ITR 97; Mrs. Khorshed Sha- poor Chenat v. Assistant Controller of Estate Duty,
 122 ITR 21; Joginder Singh Ors. v. State of Punjab & Anr.,  1 SCC 231;
of Wealth Tax v.O.C. Mahatab,  78 ITR 214; referred to.
would not be necessary to determine the question whether the valuation of the
said asset at the figures taken by the wealth-tax officer is correct or not.
This is a question which will have to be considered and decided by the Tribunal
while disposing of the matter in conformity with this judgment. The Wealth Tax
Officer has included in the net wealth the entire amount of the compensation
that would eventually become payable to the assessee without making any
allowance, as was done in Pandit Lakshmi Kant Jha's case, for the circumstance
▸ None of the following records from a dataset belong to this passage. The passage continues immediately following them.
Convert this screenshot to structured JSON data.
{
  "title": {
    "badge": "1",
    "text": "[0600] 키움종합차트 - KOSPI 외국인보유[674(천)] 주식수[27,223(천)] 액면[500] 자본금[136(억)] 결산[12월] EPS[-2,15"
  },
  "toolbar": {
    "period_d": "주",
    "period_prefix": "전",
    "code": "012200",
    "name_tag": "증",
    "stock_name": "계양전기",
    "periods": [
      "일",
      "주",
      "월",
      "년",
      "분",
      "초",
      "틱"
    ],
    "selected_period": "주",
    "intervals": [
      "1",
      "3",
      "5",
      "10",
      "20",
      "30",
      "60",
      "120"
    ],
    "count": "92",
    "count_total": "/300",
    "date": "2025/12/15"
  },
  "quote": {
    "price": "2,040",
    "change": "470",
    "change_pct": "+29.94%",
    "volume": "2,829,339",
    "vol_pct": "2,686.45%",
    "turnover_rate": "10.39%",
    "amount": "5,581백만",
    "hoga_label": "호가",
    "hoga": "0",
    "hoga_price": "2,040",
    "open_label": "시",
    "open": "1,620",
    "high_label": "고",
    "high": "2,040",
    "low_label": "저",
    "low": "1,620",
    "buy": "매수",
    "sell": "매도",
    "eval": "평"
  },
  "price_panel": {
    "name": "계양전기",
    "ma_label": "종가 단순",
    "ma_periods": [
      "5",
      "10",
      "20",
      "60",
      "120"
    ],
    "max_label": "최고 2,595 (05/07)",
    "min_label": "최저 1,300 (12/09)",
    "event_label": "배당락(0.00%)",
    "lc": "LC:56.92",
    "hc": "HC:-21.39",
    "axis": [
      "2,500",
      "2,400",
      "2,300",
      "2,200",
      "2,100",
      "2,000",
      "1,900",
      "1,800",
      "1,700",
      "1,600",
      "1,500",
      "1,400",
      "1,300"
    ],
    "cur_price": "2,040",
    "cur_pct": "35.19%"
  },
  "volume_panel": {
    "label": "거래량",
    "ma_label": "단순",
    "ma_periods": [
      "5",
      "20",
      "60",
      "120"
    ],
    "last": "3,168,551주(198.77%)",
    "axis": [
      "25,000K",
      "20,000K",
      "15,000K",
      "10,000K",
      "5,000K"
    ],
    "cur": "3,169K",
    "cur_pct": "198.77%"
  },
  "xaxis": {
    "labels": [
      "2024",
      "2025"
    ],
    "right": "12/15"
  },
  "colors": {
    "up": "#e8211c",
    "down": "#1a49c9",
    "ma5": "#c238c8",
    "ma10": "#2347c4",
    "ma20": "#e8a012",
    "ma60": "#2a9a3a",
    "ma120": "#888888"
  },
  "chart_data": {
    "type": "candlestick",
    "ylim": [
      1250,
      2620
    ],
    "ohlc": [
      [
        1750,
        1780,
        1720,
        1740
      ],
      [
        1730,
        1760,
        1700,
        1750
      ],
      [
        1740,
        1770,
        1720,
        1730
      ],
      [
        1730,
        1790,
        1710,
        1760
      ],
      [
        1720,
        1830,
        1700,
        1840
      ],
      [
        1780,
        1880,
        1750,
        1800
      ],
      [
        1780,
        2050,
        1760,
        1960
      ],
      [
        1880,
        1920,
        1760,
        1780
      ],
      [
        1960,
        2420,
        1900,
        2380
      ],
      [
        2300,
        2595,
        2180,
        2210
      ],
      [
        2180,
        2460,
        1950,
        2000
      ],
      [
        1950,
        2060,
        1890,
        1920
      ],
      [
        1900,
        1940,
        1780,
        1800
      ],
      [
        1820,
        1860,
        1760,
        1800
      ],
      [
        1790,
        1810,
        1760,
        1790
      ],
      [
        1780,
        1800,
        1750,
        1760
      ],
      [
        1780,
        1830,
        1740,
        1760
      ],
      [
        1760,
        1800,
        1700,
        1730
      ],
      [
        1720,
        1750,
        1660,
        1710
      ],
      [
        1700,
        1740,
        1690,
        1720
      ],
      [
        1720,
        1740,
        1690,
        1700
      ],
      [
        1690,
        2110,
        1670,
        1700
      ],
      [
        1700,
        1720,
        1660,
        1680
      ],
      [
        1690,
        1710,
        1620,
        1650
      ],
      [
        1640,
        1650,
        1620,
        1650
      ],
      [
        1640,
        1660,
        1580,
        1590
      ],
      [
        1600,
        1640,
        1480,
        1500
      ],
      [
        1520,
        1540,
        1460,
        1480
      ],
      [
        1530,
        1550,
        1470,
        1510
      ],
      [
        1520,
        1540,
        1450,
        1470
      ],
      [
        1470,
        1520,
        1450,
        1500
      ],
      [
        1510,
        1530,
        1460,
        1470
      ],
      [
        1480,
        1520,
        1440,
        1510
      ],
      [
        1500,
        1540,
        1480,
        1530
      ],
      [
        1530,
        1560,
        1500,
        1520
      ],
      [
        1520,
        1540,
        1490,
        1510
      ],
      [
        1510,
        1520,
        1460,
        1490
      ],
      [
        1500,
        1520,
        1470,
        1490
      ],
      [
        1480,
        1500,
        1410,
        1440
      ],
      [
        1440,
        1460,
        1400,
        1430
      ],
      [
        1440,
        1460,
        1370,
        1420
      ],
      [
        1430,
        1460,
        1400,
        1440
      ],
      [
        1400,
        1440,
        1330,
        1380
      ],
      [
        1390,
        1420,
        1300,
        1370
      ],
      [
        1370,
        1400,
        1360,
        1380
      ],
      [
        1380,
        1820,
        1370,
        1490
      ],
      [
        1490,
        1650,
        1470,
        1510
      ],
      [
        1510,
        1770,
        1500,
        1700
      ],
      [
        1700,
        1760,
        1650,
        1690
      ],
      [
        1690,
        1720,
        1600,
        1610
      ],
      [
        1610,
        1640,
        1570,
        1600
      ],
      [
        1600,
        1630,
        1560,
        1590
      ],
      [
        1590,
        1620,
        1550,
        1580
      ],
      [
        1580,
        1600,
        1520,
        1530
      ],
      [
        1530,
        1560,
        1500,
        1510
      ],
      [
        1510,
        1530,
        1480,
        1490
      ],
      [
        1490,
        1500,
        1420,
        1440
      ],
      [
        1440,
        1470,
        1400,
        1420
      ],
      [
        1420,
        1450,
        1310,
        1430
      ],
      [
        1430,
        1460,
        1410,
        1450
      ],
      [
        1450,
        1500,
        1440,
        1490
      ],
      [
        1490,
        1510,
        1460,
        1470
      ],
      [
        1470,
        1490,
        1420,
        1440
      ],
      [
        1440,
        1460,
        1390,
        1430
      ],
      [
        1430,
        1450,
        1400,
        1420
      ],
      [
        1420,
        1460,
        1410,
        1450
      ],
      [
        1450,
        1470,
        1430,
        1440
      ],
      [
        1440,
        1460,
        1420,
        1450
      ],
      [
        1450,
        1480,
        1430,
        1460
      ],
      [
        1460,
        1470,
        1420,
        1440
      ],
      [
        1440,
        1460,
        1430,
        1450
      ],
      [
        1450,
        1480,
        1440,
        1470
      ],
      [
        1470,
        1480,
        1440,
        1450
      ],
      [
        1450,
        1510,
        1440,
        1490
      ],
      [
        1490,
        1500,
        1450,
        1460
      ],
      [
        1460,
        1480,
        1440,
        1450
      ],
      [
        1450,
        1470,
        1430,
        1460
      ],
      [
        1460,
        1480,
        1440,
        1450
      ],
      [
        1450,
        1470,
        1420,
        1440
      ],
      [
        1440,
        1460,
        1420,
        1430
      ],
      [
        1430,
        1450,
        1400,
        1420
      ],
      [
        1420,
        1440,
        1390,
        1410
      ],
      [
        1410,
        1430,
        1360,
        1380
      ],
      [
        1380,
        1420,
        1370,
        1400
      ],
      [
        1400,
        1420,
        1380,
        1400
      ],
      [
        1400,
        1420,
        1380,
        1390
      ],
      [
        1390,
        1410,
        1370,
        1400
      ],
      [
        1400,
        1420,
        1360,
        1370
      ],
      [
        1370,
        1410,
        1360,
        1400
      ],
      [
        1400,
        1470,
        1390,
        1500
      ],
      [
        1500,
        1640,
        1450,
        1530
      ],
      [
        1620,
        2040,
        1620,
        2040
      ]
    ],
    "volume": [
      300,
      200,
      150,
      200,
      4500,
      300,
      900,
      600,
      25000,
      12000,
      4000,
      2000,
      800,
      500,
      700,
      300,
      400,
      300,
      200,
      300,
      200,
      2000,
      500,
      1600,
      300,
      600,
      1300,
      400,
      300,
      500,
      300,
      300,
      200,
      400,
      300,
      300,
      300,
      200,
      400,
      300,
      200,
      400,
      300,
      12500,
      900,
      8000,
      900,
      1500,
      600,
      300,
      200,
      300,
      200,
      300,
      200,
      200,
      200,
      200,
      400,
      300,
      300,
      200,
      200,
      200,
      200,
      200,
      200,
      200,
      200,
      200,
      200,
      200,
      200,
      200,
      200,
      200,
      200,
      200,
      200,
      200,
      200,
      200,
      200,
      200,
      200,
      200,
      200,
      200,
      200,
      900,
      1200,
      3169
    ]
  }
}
that the compensation was payable at a future date. It is clear that, where the
compensation is to be determined and is payable at a date much later then the
valuation date, the value of the assessee's right to receive the compensation
can only be the present value (i.e. the 565 value as on the valuation date) of
the amount that may be determined and paid as compensation in future. It cannot
be equal to the amount of compensation payable under the Act.
present value of the future compensation will, there- fore, have to be
determined on a consideration of all rele- vant aspects that may be put forward
before the Tribunal.
Lakshmi Kant Jha v. Commissioner of Wealth lax, Bihar & Orissa,  90
ITR 97, referred to.
the instant case, the Tribunal ought to have held that the value of the assessee's
right to receive compensa- tion under the provision of the West Bengal Estates Acquisi-
tion Act, as on the relevant valuation dates, had to be included in the assessee's
net wealth for the assessment years 1957-58, 1958-59 and 1959-60. However, the
amounts of compensation determined by the Wealth Tax Officer cannot be included
in the net wealth; but only the value, as on the relevant valuation dates, of
the assessee's right to receive compensation estimated in accordance with
proper principles can be included in the net wealth of the assessee. What such
estimated value should be will have to be decided by the Tribunal after giving
both the parties an opportunity to put forward their respective contentions.